### What needs to be done
Report the count of lines in the records that contain "Cancer", without any added text.

Records drawn from a dataset
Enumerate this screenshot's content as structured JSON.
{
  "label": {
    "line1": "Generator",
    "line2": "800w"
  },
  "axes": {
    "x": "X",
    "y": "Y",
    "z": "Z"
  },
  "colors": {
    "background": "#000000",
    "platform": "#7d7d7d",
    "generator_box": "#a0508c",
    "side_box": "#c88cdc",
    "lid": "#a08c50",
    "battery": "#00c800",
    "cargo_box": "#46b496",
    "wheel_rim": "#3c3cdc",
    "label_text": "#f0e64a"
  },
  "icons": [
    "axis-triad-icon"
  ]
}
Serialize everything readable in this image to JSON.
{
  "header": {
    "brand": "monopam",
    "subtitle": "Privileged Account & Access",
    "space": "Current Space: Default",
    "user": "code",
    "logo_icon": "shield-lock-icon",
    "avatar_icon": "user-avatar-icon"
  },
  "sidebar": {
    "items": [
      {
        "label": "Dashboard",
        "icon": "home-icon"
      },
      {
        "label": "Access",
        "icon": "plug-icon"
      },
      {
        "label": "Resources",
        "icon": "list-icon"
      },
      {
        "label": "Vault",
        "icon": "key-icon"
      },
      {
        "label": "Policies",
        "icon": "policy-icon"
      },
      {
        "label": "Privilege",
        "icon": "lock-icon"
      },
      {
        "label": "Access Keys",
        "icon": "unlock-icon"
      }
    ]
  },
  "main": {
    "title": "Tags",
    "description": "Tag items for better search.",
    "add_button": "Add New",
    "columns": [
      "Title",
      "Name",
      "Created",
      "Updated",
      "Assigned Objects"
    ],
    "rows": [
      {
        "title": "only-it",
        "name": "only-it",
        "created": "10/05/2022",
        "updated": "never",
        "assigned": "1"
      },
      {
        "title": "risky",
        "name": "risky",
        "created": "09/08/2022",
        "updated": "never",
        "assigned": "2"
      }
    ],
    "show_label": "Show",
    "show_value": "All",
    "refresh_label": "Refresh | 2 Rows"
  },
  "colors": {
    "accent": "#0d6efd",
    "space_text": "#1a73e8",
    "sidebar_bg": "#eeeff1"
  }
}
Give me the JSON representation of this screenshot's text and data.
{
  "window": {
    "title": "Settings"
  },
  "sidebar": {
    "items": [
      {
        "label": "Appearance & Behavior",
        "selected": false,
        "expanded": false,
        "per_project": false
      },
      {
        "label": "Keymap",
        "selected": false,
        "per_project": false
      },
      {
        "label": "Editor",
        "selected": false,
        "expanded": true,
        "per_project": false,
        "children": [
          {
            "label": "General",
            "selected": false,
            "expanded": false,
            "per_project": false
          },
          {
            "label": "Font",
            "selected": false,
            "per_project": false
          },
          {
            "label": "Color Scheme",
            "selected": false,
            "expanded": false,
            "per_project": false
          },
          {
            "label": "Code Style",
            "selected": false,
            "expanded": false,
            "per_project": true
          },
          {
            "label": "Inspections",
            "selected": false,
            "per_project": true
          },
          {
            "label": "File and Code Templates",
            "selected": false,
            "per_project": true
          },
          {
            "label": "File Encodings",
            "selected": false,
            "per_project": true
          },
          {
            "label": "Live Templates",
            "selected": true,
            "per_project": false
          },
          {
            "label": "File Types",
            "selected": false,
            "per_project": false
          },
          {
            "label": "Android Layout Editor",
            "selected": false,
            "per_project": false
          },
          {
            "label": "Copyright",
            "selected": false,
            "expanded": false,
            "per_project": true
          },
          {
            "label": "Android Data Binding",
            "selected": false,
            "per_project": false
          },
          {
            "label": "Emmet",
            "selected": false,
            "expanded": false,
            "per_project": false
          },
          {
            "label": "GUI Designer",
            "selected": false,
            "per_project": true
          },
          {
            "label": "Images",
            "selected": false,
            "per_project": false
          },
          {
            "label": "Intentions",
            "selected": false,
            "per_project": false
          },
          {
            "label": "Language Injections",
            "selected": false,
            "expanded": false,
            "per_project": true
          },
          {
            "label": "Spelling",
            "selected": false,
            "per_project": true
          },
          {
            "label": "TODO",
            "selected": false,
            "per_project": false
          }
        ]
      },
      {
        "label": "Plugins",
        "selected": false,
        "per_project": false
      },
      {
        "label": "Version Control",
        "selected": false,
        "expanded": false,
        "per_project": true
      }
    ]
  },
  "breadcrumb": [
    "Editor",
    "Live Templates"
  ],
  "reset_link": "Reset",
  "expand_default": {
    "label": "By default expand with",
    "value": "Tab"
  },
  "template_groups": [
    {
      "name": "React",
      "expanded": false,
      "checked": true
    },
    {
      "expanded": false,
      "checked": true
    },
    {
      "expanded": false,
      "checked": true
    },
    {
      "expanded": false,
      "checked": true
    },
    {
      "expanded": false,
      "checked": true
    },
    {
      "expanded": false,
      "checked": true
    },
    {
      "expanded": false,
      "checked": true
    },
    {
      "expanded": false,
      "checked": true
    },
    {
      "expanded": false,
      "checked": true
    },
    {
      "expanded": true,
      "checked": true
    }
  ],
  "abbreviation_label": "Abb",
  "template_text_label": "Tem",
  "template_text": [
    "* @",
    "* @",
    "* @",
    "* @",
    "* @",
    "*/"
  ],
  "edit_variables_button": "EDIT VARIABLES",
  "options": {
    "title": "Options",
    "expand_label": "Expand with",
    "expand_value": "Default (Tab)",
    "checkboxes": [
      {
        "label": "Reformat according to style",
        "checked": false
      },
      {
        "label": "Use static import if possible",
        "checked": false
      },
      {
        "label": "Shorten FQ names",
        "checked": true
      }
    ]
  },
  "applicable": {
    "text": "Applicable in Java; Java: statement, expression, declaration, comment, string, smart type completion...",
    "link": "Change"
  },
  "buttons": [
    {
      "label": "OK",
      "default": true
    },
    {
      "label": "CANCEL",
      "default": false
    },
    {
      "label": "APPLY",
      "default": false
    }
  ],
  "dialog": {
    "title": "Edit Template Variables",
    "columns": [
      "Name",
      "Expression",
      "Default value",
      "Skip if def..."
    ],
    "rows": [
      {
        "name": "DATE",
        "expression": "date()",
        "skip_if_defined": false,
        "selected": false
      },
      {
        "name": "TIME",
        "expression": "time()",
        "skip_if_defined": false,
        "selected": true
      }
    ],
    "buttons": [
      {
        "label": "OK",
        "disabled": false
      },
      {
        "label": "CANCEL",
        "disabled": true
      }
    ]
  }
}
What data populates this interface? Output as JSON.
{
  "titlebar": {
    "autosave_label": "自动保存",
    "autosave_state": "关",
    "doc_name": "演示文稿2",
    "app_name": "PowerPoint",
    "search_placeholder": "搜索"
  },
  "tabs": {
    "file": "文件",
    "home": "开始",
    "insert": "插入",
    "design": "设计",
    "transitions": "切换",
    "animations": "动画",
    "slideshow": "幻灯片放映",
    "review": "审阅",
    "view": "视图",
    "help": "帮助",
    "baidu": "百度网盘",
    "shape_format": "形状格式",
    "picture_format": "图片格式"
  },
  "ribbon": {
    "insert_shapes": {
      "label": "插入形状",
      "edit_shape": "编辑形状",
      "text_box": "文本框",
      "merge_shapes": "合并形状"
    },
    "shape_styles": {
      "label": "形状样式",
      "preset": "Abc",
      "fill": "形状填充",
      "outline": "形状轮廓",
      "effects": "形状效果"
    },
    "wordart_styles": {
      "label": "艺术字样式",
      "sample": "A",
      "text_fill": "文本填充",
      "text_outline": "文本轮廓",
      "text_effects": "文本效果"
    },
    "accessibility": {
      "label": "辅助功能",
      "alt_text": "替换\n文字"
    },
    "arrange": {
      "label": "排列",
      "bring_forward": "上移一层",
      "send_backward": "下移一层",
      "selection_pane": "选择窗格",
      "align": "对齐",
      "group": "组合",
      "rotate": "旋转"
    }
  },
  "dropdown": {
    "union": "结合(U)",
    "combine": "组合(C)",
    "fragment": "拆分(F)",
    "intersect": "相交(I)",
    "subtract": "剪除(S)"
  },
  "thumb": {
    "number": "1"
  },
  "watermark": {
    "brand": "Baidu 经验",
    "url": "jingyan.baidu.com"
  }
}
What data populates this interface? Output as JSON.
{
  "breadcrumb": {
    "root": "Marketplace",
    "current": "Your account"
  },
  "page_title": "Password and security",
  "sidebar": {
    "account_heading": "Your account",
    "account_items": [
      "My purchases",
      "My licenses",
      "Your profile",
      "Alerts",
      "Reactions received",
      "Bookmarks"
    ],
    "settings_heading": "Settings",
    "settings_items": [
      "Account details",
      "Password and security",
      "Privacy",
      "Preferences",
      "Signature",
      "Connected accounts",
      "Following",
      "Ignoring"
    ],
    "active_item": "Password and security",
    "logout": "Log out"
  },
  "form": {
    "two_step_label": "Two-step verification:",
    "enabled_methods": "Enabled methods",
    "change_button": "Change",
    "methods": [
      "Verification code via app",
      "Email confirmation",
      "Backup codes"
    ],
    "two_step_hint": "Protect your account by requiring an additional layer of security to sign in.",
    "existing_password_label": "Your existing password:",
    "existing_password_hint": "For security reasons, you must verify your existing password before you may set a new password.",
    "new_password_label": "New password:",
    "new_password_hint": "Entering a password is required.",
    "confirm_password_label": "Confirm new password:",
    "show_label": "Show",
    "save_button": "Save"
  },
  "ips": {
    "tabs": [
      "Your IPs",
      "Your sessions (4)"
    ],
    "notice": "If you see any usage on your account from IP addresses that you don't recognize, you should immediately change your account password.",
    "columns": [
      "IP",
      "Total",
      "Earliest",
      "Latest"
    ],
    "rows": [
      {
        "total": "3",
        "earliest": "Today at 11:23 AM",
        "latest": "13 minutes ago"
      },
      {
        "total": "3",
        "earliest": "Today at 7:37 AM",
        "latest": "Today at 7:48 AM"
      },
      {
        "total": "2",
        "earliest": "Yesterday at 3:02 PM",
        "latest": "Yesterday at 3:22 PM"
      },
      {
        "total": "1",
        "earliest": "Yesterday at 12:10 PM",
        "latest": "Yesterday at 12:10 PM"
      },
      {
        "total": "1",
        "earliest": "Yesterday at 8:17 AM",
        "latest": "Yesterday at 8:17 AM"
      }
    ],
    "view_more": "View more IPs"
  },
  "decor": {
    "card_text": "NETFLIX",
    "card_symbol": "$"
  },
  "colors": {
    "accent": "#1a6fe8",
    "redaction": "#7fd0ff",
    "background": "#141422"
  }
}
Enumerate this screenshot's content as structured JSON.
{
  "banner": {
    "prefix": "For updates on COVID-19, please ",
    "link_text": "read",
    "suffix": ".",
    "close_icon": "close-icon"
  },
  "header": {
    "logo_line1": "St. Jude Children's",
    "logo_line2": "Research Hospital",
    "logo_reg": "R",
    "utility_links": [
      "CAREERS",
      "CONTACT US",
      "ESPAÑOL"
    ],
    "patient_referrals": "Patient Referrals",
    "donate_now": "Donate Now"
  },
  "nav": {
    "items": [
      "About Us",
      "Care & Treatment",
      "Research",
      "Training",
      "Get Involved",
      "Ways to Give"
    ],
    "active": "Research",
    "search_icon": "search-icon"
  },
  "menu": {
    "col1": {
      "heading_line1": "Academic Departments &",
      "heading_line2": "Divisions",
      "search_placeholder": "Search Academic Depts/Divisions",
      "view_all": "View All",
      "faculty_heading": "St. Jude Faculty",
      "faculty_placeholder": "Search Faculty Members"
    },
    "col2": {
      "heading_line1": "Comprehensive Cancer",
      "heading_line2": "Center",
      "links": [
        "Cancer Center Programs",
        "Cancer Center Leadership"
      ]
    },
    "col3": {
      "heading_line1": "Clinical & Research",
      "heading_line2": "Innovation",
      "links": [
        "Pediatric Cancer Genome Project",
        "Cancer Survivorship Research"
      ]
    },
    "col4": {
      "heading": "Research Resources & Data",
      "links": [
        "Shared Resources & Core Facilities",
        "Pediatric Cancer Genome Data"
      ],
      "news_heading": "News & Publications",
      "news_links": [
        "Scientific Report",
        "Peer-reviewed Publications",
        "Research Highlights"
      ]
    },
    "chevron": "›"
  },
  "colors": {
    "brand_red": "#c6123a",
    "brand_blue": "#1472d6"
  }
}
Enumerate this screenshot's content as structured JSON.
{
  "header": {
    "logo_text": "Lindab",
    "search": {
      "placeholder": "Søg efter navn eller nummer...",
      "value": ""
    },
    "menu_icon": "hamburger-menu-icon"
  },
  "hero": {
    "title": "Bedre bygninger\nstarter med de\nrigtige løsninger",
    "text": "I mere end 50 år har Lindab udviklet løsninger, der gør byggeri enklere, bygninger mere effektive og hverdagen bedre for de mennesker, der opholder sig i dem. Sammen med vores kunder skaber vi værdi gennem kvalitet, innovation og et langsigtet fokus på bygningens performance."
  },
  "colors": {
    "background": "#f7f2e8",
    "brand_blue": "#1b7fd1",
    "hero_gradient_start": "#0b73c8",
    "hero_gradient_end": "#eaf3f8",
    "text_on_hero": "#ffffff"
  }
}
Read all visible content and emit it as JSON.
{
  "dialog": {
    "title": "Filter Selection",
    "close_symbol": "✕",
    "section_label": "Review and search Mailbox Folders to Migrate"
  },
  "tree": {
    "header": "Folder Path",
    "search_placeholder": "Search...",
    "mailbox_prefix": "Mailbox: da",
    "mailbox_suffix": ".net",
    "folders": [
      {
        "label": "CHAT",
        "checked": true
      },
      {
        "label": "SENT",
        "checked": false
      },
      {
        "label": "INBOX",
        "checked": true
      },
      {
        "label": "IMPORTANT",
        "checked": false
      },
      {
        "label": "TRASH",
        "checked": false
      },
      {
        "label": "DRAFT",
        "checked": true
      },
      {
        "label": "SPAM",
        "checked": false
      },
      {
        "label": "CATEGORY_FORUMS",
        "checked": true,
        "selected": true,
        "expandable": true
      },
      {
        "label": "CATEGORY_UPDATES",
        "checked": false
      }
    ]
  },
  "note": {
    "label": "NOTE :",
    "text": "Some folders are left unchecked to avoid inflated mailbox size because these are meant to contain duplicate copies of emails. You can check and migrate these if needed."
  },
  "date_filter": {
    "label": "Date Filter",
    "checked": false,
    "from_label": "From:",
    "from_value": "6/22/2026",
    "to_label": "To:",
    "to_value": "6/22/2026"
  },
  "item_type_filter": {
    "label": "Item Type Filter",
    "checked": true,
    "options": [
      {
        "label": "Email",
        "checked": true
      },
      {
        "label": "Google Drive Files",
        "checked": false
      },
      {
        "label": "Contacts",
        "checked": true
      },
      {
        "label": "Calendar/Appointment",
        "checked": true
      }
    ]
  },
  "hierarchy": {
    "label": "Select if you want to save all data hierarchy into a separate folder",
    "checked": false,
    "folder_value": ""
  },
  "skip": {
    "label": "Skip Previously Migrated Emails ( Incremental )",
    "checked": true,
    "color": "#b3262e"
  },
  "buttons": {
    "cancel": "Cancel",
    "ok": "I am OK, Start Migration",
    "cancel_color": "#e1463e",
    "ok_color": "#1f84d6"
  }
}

### Result
6